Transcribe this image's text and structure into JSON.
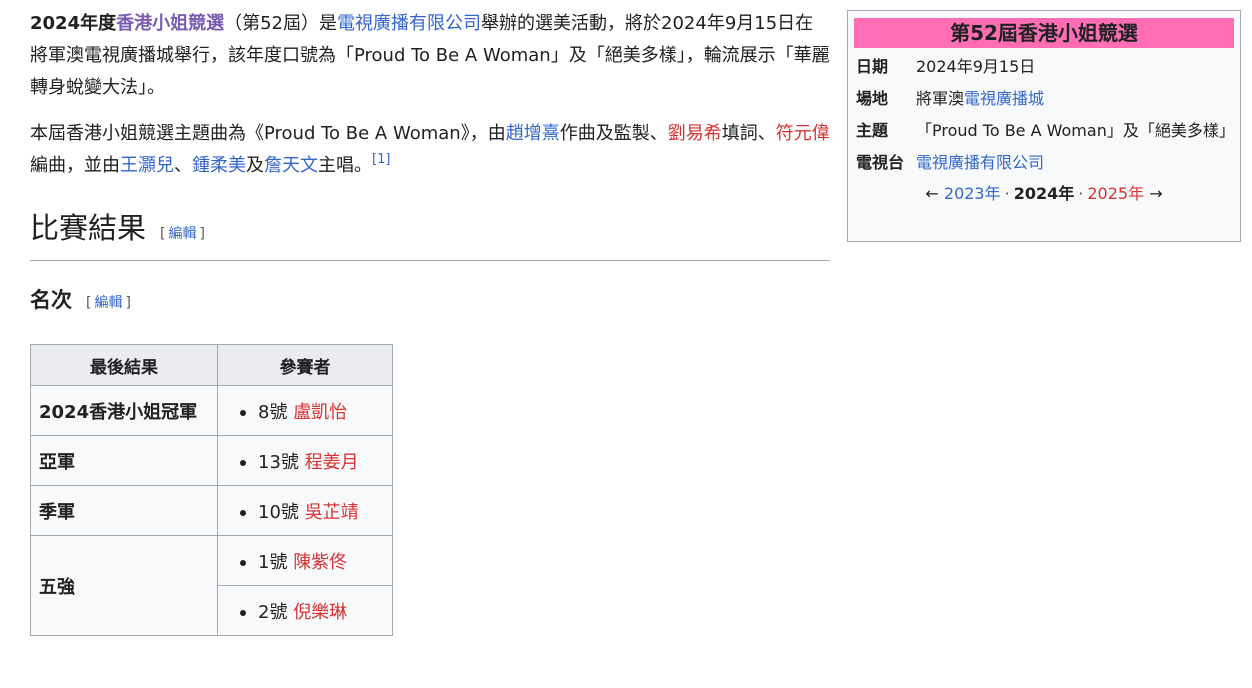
{
  "intro": {
    "p1": {
      "subject": "2024年度",
      "subject_link": "香港小姐競選",
      "text1": "（第52屆）是",
      "org_link": "電視廣播有限公司",
      "text2": "舉辦的選美活動，將於2024年9月15日在將軍澳電視廣播城舉行，該年度口號為「Proud To Be A Woman」及「絕美多樣」，輪流展示「華麗轉身蛻變大法」。"
    },
    "p2": {
      "text1": "本屆香港小姐競選主題曲為《Proud To Be A Woman》，由",
      "composer": "趙增熹",
      "text2": "作曲及監製、",
      "lyricist": "劉易希",
      "text3": "填詞、",
      "arranger": "符元偉",
      "text4": "編曲，並由",
      "singer1": "王灝兒",
      "sep1": "、",
      "singer2": "鍾柔美",
      "and": "及",
      "singer3": "詹天文",
      "text5": "主唱。",
      "ref": "[1]"
    }
  },
  "section": {
    "heading": "比賽結果",
    "edit_open": "[",
    "edit_label": "編輯",
    "edit_close": "]"
  },
  "subsection": {
    "heading": "名次",
    "edit_open": "[",
    "edit_label": "編輯",
    "edit_close": "]"
  },
  "table": {
    "headers": [
      "最後結果",
      "參賽者"
    ],
    "rows": [
      {
        "rank": "2024香港小姐冠軍",
        "entries": [
          {
            "number": "8號",
            "name": "盧凱怡"
          }
        ]
      },
      {
        "rank": "亞軍",
        "entries": [
          {
            "number": "13號",
            "name": "程姜月"
          }
        ]
      },
      {
        "rank": "季軍",
        "entries": [
          {
            "number": "10號",
            "name": "吳芷靖"
          }
        ]
      },
      {
        "rank": "五強",
        "entries": [
          {
            "number": "1號",
            "name": "陳紫佟"
          },
          {
            "number": "2號",
            "name": "倪樂琳"
          }
        ]
      }
    ]
  },
  "infobox": {
    "title": "第52屆香港小姐競選",
    "date_label": "日期",
    "date_value": "2024年9月15日",
    "venue_label": "場地",
    "venue_prefix": "將軍澳",
    "venue_link": "電視廣播城",
    "theme_label": "主題",
    "theme_value": "「Proud To Be A Woman」及「絕美多樣」",
    "tv_label": "電視台",
    "tv_link": "電視廣播有限公司",
    "nav_prev_arrow": "←",
    "nav_prev": "2023年",
    "nav_sep": "·",
    "nav_current": "2024年",
    "nav_next": "2025年",
    "nav_next_arrow": "→"
  },
  "colors": {
    "link": "#3366cc",
    "visited_link": "#795cb2",
    "missing_link": "#d73333",
    "infobox_title_bg": "#ff6eb4"
  }
}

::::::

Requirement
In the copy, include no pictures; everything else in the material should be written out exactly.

Exercise result
Transcribe this image's text and structure into JSON.
{
  "intro": {
    "p1": {
      "subject": "2024年度",
      "subject_link": "香港小姐競選",
      "text1": "（第52屆）是",
      "org_link": "電視廣播有限公司",
      "text2": "舉辦的選美活動，將於2024年9月15日在將軍澳電視廣播城舉行，該年度口號為「Proud To Be A Woman」及「絕美多樣」，輪流展示「華麗轉身蛻變大法」。"
    },
    "p2": {
      "text1": "本屆香港小姐競選主題曲為《Proud To Be A Woman》，由",
      "composer": "趙增熹",
      "text2": "作曲及監製、",
      "lyricist": "劉易希",
      "text3": "填詞、",
      "arranger": "符元偉",
      "text4": "編曲，並由",
      "singer1": "王灝兒",
      "sep1": "、",
      "singer2": "鍾柔美",
      "and": "及",
      "singer3": "詹天文",
      "text5": "主唱。",
      "ref": "[1]"
    }
  },
  "section": {
    "heading": "比賽結果",
    "edit_open": "[",
    "edit_label": "編輯",
    "edit_close": "]"
  },
  "subsection": {
    "heading": "名次",
    "edit_open": "[",
    "edit_label": "編輯",
    "edit_close": "]"
  },
  "table": {
    "headers": [
      "最後結果",
      "參賽者"
    ],
    "rows": [
      {
        "rank": "2024香港小姐冠軍",
        "entries": [
          {
            "number": "8號",
            "name": "盧凱怡"
          }
        ]
      },
      {
        "rank": "亞軍",
        "entries": [
          {
            "number": "13號",
            "name": "程姜月"
          }
        ]
      },
      {
        "rank": "季軍",
        "entries": [
          {
            "number": "10號",
            "name": "吳芷靖"
          }
        ]
      },
      {
        "rank": "五強",
        "entries": [
          {
            "number": "1號",
            "name": "陳紫佟"
          },
          {
            "number": "2號",
            "name": "倪樂琳"
          }
        ]
      }
    ]
  },
  "infobox": {
    "title": "第52屆香港小姐競選",
    "date_label": "日期",
    "date_value": "2024年9月15日",
    "venue_label": "場地",
    "venue_prefix": "將軍澳",
    "venue_link": "電視廣播城",
    "theme_label": "主題",
    "theme_value": "「Proud To Be A Woman」及「絕美多樣」",
    "tv_label": "電視台",
    "tv_link": "電視廣播有限公司",
    "nav_prev_arrow": "←",
    "nav_prev": "2023年",
    "nav_sep": "·",
    "nav_current": "2024年",
    "nav_next": "2025年",
    "nav_next_arrow": "→"
  },
  "colors": {
    "link": "#3366cc",
    "visited_link": "#795cb2",
    "missing_link": "#d73333",
    "infobox_title_bg": "#ff6eb4"
  }
}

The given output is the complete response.